Once a year, twinkling fairy lights and colourful Christmas illuminations are retrieved from
damp, dusty storage spaces to deck our homes for the festive season. But, poorly stored, old
electrical decorations and overloaded sockets create unnecessary hazards at this time of year
warns the Electrical Safety Council.
To help prevent the most common electrical problems at Christmas the Electrical Safety
Council recommends following these simple precautions and checks:
Indoor Christmas lights
Most people reuse lights year after year but Christmas lights that have not seen the light of
day since early January should be thoroughly checked before use. Make sure the cabling is not
damaged, the bulbs are secure and not broken and, if the lights are old, that they conform to
current safety standards. If in any doubt throw the lights away and buy new ones.
Outdoor Christmas lights
Use the same basic safety checks as for indoor lights, but in addition ensure that any lights
used for illuminations outside the home are designed specifically for use in the elements.
Invest in an RCD, this life-saving device automatically cuts off the electricity supply when a
fault is detected and is particularly important when using electricity outside.
Sockets are in great demand at Christmas not only for fairy lights, but also to power new toys
and appliances. Overloading sockets with extension leads and other appliances can cause
them to overheat.
The Electrical Safety Council’s top tips for safety at Christmas:
- Always check that Christmas lights are not damaged or broken before use and look out for loose wires.
- Check that decorative lighting has a safety transformer. This reduces mains voltage to a safer level of about 12-24 volts.
- Even Christmas lights need a break – switch all lights off when you go to bed or go out.
- Make sure you know where your fuse box (consumer unit) is located so you can reach it quickly in emergencies.
- Ensuring your home has sufficient sockets at convenient points will avoid the danger of overheating and will minimize the need for hazardous extension leads and adaptors.
- If somebody does suffer from an electric shock – firstly make sure you switch off the electricity and remove the casualty from danger if safe to do so, then contact the emergency services.

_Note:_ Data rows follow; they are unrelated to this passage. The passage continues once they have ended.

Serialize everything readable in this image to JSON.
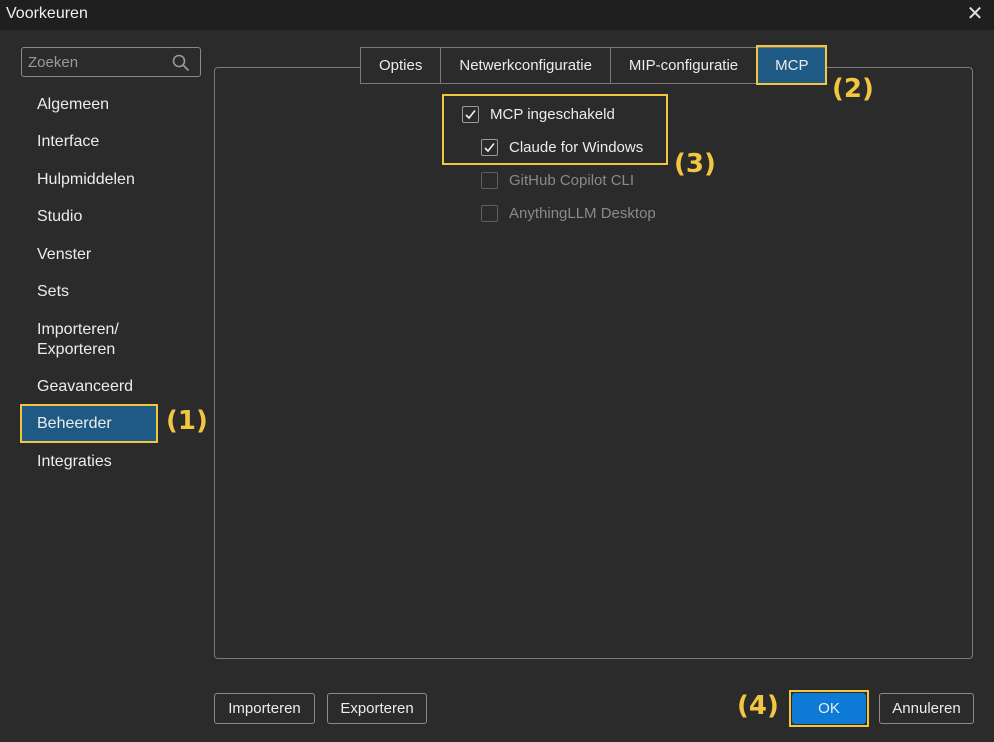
{
  "window": {
    "title": "Voorkeuren",
    "close_icon": "close-icon"
  },
  "search": {
    "placeholder": "Zoeken",
    "value": "",
    "icon": "search-icon"
  },
  "sidebar": {
    "items": [
      {
        "label": "Algemeen",
        "active": false
      },
      {
        "label": "Interface",
        "active": false
      },
      {
        "label": "Hulpmiddelen",
        "active": false
      },
      {
        "label": "Studio",
        "active": false
      },
      {
        "label": "Venster",
        "active": false
      },
      {
        "label": "Sets",
        "active": false
      },
      {
        "label": "Importeren/\nExporteren",
        "active": false
      },
      {
        "label": "Geavanceerd",
        "active": false
      },
      {
        "label": "Beheerder",
        "active": true
      },
      {
        "label": "Integraties",
        "active": false
      }
    ]
  },
  "tabs": [
    {
      "label": "Opties",
      "active": false
    },
    {
      "label": "Netwerkconfiguratie",
      "active": false
    },
    {
      "label": "MIP-configuratie",
      "active": false
    },
    {
      "label": "MCP",
      "active": true
    }
  ],
  "mcp": {
    "options": [
      {
        "label": "MCP ingeschakeld",
        "checked": true,
        "enabled": true
      },
      {
        "label": "Claude for Windows",
        "checked": true,
        "enabled": true
      },
      {
        "label": "GitHub Copilot CLI",
        "checked": false,
        "enabled": false
      },
      {
        "label": "AnythingLLM Desktop",
        "checked": false,
        "enabled": false
      }
    ]
  },
  "callouts": [
    "(1)",
    "(2)",
    "(3)",
    "(4)"
  ],
  "footer": {
    "import_label": "Importeren",
    "export_label": "Exporteren",
    "ok_label": "OK",
    "cancel_label": "Annuleren"
  },
  "colors": {
    "background": "#2b2b2b",
    "accent": "#1f5a85",
    "primary_button": "#0d7ad6",
    "highlight": "#f3c63f"
  }
}
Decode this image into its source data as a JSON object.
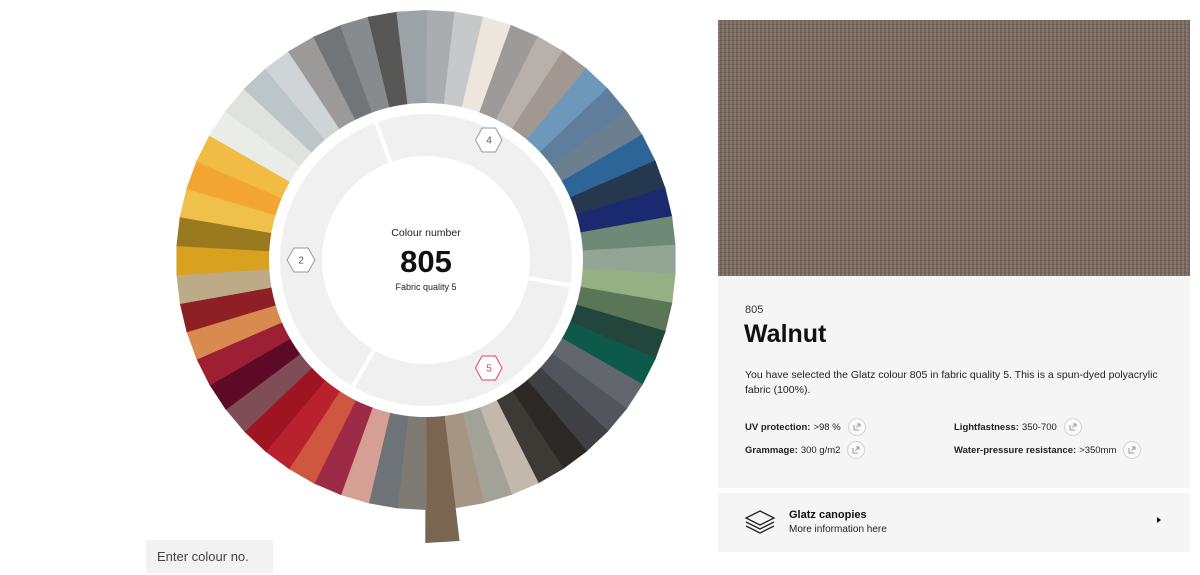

- Ensure all outdoor lights are connected via a 30mA RCD protected socket. An RCD will provide added protection against electric shock.
Extract from the Electrical Safety Council